BEGIN

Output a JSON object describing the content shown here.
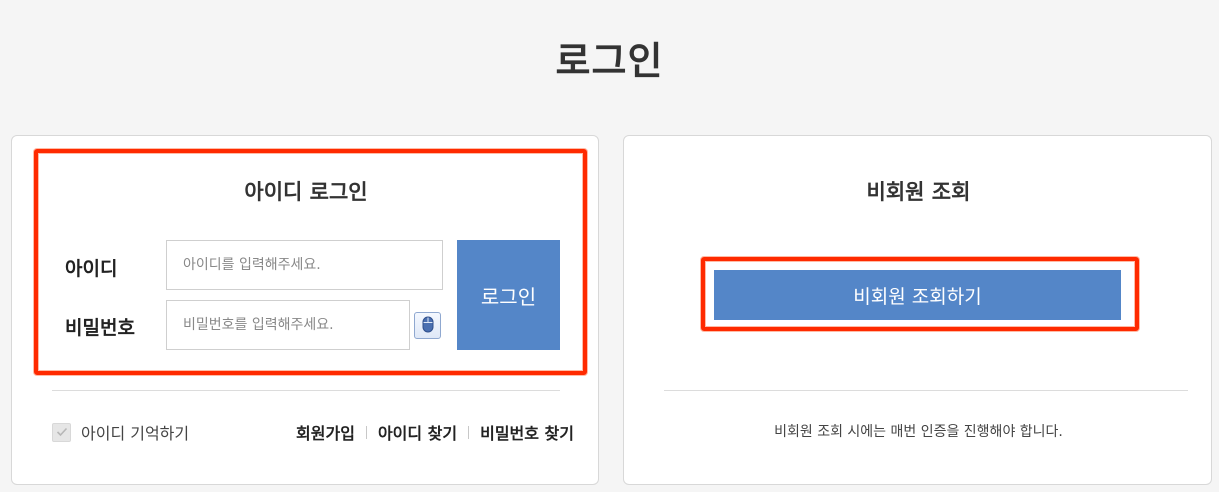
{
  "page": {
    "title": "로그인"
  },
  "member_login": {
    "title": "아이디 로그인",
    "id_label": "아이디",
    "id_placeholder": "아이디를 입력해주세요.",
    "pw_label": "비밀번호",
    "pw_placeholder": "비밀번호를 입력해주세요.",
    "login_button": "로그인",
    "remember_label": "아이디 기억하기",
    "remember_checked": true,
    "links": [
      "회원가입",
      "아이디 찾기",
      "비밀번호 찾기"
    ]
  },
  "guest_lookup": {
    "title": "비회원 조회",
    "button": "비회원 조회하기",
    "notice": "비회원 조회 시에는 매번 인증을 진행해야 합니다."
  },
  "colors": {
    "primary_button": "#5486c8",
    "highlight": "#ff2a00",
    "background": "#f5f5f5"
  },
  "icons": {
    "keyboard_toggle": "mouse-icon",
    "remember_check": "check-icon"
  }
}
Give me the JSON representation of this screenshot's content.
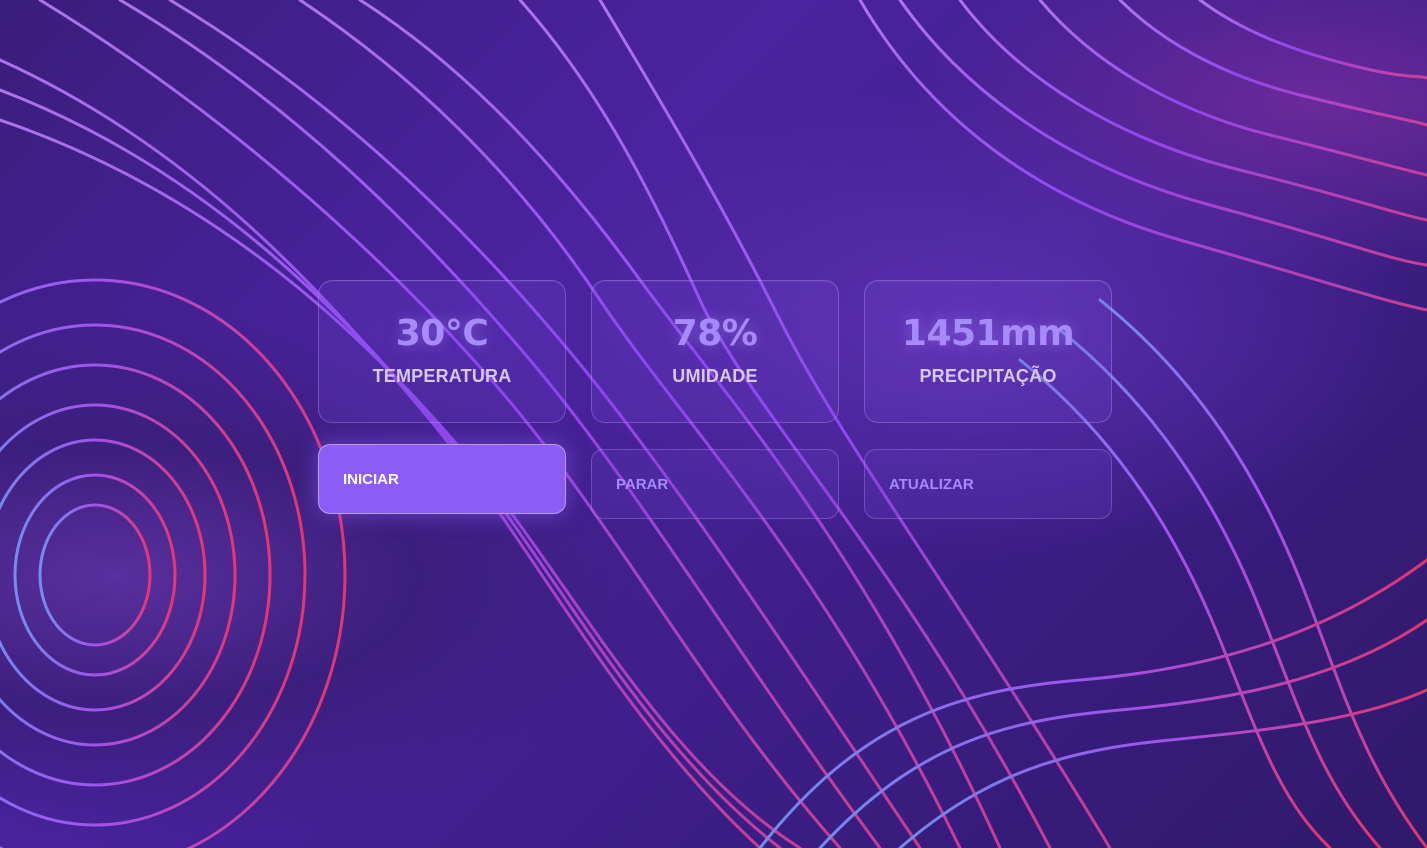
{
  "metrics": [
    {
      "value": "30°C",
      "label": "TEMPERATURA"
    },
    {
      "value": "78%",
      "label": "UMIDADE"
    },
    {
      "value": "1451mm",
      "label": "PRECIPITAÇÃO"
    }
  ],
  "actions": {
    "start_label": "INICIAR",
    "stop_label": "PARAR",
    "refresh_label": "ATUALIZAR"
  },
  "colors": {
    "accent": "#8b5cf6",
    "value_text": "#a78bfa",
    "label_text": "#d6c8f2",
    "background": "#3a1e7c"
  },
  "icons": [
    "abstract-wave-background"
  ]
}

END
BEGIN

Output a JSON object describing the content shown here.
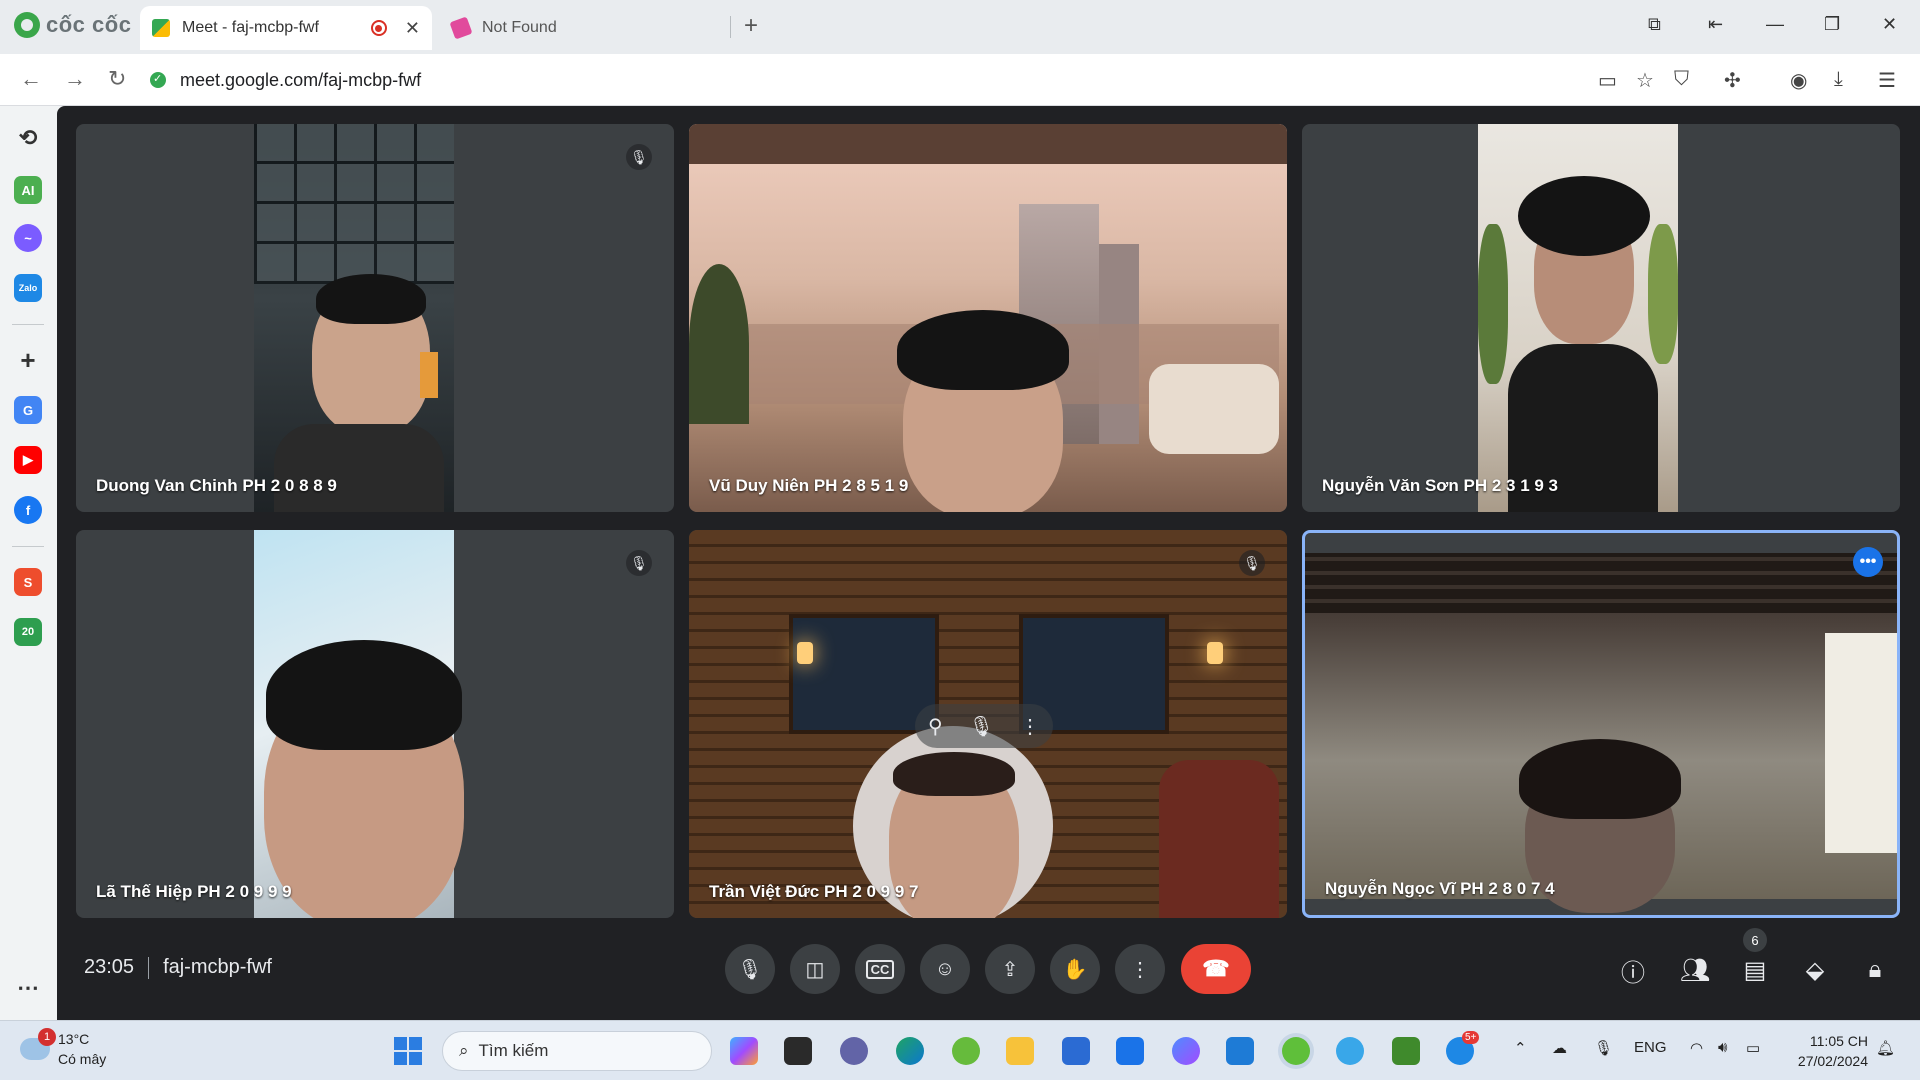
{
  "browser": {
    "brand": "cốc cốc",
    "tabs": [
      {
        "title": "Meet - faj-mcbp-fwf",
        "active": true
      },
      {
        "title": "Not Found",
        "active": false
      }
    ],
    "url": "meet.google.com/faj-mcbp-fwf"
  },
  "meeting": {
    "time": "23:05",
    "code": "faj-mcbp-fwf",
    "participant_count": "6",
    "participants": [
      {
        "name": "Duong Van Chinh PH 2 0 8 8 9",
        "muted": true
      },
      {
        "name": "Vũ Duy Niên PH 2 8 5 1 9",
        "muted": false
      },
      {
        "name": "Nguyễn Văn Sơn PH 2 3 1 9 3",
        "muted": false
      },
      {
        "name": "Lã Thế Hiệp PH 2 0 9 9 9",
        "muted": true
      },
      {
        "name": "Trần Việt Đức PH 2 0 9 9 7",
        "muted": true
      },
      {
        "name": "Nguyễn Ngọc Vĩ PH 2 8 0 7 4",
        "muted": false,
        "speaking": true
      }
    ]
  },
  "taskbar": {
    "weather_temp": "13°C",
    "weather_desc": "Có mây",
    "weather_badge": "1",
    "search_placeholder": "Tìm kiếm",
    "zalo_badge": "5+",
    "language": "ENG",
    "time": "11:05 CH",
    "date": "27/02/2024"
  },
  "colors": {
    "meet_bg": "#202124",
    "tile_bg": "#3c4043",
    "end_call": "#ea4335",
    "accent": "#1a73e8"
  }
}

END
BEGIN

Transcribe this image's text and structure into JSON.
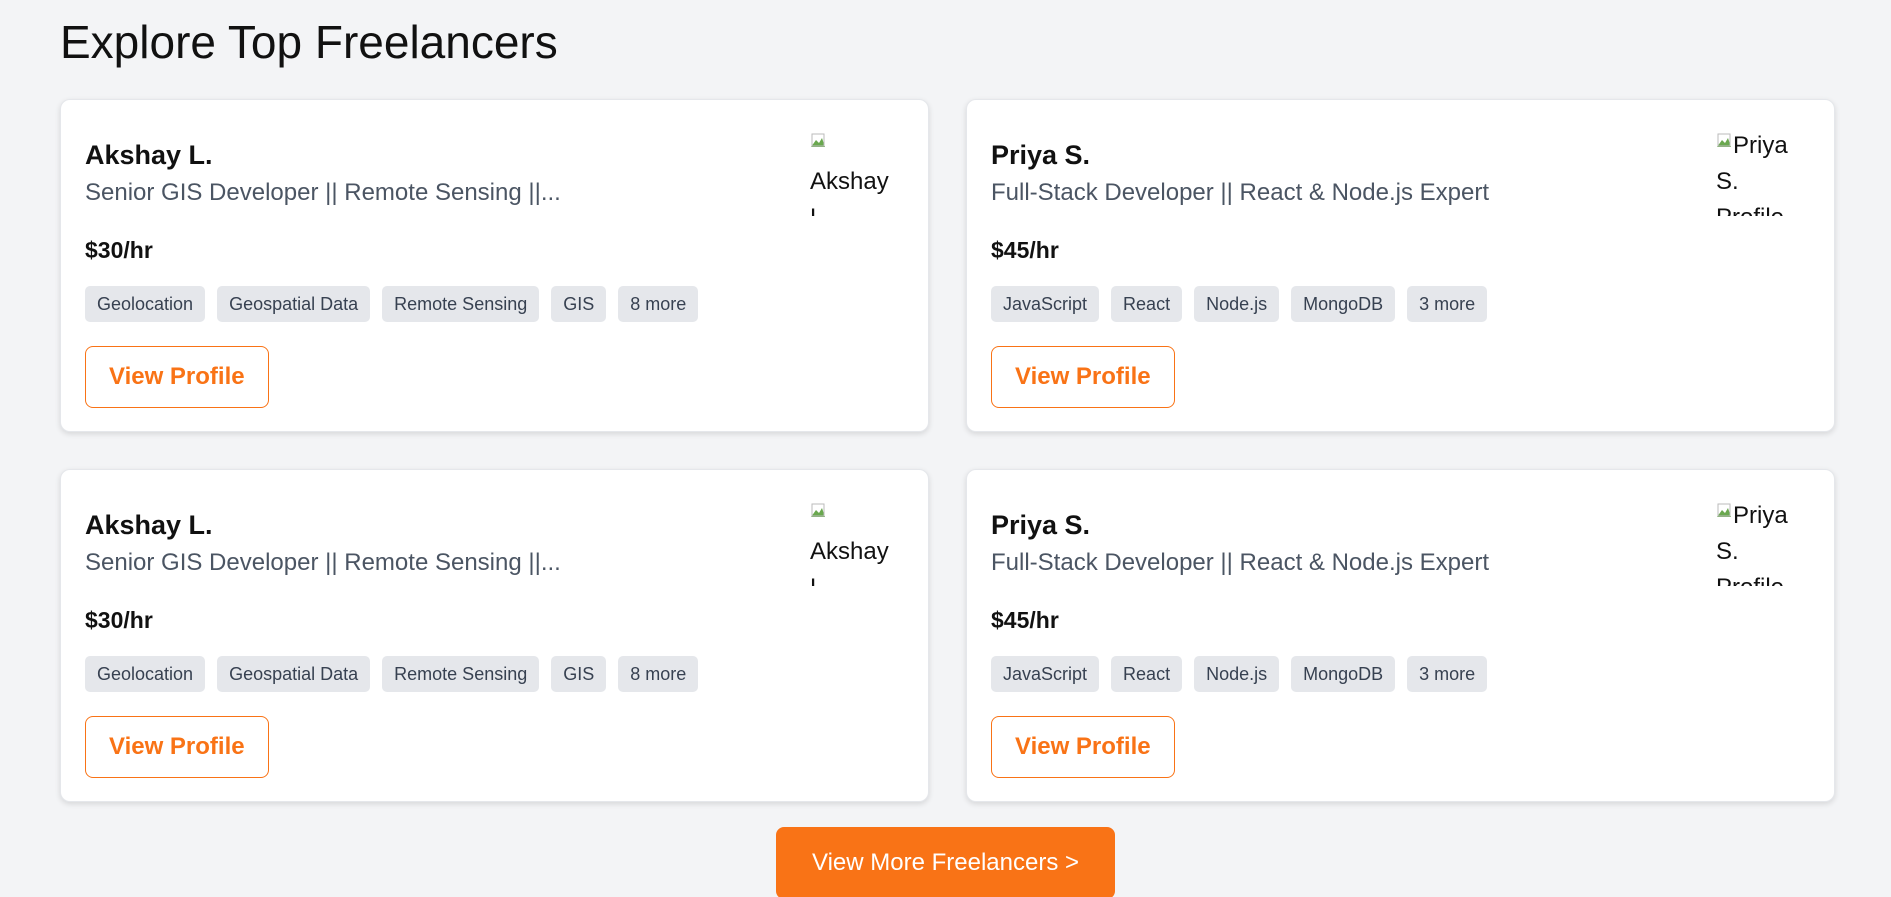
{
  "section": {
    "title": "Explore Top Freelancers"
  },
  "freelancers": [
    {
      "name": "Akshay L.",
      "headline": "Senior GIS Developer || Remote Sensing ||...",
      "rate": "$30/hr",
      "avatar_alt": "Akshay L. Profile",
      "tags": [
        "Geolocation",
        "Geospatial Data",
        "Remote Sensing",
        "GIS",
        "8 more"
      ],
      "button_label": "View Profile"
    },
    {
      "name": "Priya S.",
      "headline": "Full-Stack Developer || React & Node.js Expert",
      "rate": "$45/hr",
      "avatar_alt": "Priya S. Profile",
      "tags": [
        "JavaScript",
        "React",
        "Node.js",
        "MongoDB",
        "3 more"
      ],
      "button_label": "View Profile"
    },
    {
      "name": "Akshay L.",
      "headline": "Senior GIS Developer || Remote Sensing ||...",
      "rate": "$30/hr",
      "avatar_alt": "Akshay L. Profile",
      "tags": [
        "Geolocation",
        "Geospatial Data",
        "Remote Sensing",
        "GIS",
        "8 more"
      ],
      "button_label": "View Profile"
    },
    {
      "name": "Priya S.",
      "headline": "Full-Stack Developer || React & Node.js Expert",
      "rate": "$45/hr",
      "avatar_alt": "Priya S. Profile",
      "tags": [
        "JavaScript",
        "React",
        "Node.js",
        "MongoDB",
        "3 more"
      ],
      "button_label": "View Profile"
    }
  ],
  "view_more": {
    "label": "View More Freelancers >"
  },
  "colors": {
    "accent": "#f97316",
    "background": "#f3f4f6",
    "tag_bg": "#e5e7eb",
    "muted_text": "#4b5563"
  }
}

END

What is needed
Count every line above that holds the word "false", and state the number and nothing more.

Exercise response
4